EXERCISE REQUIREMENTS: Retype every record below exactly as it is written.
··· DATASET EXCERPTS
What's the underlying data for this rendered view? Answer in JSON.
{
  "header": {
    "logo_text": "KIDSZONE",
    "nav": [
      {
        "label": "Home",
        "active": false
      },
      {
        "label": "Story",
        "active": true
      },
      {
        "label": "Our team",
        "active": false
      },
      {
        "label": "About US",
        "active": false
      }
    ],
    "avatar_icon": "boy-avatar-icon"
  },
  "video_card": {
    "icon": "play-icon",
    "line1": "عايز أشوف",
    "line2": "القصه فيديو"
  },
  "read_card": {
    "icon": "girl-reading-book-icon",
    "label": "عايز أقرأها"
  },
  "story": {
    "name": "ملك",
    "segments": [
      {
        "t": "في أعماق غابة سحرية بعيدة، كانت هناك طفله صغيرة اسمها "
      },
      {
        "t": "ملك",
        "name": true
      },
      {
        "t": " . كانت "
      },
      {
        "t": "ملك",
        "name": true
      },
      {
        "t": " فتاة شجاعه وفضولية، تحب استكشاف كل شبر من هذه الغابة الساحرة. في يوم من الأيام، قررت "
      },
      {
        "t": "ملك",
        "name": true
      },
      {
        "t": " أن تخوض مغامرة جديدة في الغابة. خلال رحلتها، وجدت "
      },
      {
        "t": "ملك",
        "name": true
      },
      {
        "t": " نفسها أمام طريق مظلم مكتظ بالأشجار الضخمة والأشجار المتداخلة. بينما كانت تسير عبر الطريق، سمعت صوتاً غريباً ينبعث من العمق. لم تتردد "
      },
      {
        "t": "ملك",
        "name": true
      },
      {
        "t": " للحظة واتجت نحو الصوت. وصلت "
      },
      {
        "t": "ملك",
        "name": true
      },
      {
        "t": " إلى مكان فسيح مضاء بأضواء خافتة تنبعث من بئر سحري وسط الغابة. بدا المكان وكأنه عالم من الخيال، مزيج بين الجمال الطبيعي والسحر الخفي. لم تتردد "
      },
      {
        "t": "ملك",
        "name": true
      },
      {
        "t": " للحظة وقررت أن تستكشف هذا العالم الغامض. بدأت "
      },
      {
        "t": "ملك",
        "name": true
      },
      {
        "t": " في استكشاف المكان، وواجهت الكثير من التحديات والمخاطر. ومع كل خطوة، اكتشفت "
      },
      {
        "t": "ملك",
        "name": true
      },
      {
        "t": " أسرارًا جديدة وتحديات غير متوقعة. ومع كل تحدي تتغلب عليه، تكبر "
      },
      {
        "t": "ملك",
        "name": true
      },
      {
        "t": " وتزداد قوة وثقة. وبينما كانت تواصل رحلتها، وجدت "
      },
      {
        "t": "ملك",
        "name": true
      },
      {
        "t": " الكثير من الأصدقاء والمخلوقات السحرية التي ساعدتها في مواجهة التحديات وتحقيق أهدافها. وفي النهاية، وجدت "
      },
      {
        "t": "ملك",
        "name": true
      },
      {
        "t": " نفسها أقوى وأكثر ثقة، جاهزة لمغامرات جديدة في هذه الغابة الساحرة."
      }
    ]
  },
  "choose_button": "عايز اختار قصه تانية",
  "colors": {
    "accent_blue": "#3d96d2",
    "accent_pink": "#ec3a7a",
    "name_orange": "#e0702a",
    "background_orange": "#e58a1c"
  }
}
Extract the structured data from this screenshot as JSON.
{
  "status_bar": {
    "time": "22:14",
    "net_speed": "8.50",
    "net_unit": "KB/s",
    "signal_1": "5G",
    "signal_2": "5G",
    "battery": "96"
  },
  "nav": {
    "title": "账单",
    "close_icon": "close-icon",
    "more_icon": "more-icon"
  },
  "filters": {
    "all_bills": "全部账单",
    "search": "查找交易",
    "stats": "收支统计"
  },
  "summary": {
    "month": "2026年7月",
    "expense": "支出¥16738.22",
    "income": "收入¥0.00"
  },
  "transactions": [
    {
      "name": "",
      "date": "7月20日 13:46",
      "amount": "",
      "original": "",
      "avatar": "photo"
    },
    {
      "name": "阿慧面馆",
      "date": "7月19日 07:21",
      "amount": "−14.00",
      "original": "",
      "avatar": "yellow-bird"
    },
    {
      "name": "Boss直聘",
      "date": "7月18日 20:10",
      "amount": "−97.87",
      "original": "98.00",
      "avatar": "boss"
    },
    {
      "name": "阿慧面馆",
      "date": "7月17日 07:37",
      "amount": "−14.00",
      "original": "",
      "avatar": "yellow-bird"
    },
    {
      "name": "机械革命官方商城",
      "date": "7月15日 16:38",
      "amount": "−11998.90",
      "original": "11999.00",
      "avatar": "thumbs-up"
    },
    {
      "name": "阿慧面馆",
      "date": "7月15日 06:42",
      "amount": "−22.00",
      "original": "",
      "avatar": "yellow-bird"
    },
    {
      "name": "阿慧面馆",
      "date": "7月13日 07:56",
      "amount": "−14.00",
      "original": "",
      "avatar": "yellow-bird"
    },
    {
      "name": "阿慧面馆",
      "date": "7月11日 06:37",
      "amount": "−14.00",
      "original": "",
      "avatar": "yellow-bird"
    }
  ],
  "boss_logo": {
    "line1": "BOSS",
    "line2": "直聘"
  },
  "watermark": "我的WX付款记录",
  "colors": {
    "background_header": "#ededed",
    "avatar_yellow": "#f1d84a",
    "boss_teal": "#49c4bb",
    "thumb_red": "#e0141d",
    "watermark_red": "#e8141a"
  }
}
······
ANSWER SECTION:
What's the underlying data for this rendered view? Answer in JSON.
{
  "header": {
    "logo_text": "KIDSZONE",
    "nav": [
      {
        "label": "Home",
        "active": false
      },
      {
        "label": "Story",
        "active": true
      },
      {
        "label": "Our team",
        "active": false
      },
      {
        "label": "About US",
        "active": false
      }
    ],
    "avatar_icon": "boy-avatar-icon"
  },
  "video_card": {
    "icon": "play-icon",
    "line1": "عايز أشوف",
    "line2": "القصه فيديو"
  },
  "read_card": {
    "icon": "girl-reading-book-icon",
    "label": "عايز أقرأها"
  },
  "story": {
    "name": "ملك",
    "segments": [
      {
        "t": "في أعماق غابة سحرية بعيدة، كانت هناك طفله صغيرة اسمها "
      },
      {
        "t": "ملك",
        "name": true
      },
      {
        "t": " . كانت "
      },
      {
        "t": "ملك",
        "name": true
      },
      {
        "t": " فتاة شجاعه وفضولية، تحب استكشاف كل شبر من هذه الغابة الساحرة. في يوم من الأيام، قررت "
      },
      {
        "t": "ملك",
        "name": true
      },
      {
        "t": " أن تخوض مغامرة جديدة في الغابة. خلال رحلتها، وجدت "
      },
      {
        "t": "ملك",
        "name": true
      },
      {
        "t": " نفسها أمام طريق مظلم مكتظ بالأشجار الضخمة والأشجار المتداخلة. بينما كانت تسير عبر الطريق، سمعت صوتاً غريباً ينبعث من العمق. لم تتردد "
      },
      {
        "t": "ملك",
        "name": true
      },
      {
        "t": " للحظة واتجت نحو الصوت. وصلت "
      },
      {
        "t": "ملك",
        "name": true
      },
      {
        "t": " إلى مكان فسيح مضاء بأضواء خافتة تنبعث من بئر سحري وسط الغابة. بدا المكان وكأنه عالم من الخيال، مزيج بين الجمال الطبيعي والسحر الخفي. لم تتردد "
      },
      {
        "t": "ملك",
        "name": true
      },
      {
        "t": " للحظة وقررت أن تستكشف هذا العالم الغامض. بدأت "
      },
      {
        "t": "ملك",
        "name": true
      },
      {
        "t": " في استكشاف المكان، وواجهت الكثير من التحديات والمخاطر. ومع كل خطوة، اكتشفت "
      },
      {
        "t": "ملك",
        "name": true
      },
      {
        "t": " أسرارًا جديدة وتحديات غير متوقعة. ومع كل تحدي تتغلب عليه، تكبر "
      },
      {
        "t": "ملك",
        "name": true
      },
      {
        "t": " وتزداد قوة وثقة. وبينما كانت تواصل رحلتها، وجدت "
      },
      {
        "t": "ملك",
        "name": true
      },
      {
        "t": " الكثير من الأصدقاء والمخلوقات السحرية التي ساعدتها في مواجهة التحديات وتحقيق أهدافها. وفي النهاية، وجدت "
      },
      {
        "t": "ملك",
        "name": true
      },
      {
        "t": " نفسها أقوى وأكثر ثقة، جاهزة لمغامرات جديدة في هذه الغابة الساحرة."
      }
    ]
  },
  "choose_button": "عايز اختار قصه تانية",
  "colors": {
    "accent_blue": "#3d96d2",
    "accent_pink": "#ec3a7a",
    "name_orange": "#e0702a",
    "background_orange": "#e58a1c"
  }
}
Extract the structured data from this screenshot as JSON.
{
  "status_bar": {
    "time": "22:14",
    "net_speed": "8.50",
    "net_unit": "KB/s",
    "signal_1": "5G",
    "signal_2": "5G",
    "battery": "96"
  },
  "nav": {
    "title": "账单",
    "close_icon": "close-icon",
    "more_icon": "more-icon"
  },
  "filters": {
    "all_bills": "全部账单",
    "search": "查找交易",
    "stats": "收支统计"
  },
  "summary": {
    "month": "2026年7月",
    "expense": "支出¥16738.22",
    "income": "收入¥0.00"
  },
  "transactions": [
    {
      "name": "",
      "date": "7月20日 13:46",
      "amount": "",
      "original": "",
      "avatar": "photo"
    },
    {
      "name": "阿慧面馆",
      "date": "7月19日 07:21",
      "amount": "−14.00",
      "original": "",
      "avatar": "yellow-bird"
    },
    {
      "name": "Boss直聘",
      "date": "7月18日 20:10",
      "amount": "−97.87",
      "original": "98.00",
      "avatar": "boss"
    },
    {
      "name": "阿慧面馆",
      "date": "7月17日 07:37",
      "amount": "−14.00",
      "original": "",
      "avatar": "yellow-bird"
    },
    {
      "name": "机械革命官方商城",
      "date": "7月15日 16:38",
      "amount": "−11998.90",
      "original": "11999.00",
      "avatar": "thumbs-up"
    },
    {
      "name": "阿慧面馆",
      "date": "7月15日 06:42",
      "amount": "−22.00",
      "original": "",
      "avatar": "yellow-bird"
    },
    {
      "name": "阿慧面馆",
      "date": "7月13日 07:56",
      "amount": "−14.00",
      "original": "",
      "avatar": "yellow-bird"
    },
    {
      "name": "阿慧面馆",
      "date": "7月11日 06:37",
      "amount": "−14.00",
      "original": "",
      "avatar": "yellow-bird"
    }
  ],
  "boss_logo": {
    "line1": "BOSS",
    "line2": "直聘"
  },
  "watermark": "我的WX付款记录",
  "colors": {
    "background_header": "#ededed",
    "avatar_yellow": "#f1d84a",
    "boss_teal": "#49c4bb",
    "thumb_red": "#e0141d",
    "watermark_red": "#e8141a"
  }
}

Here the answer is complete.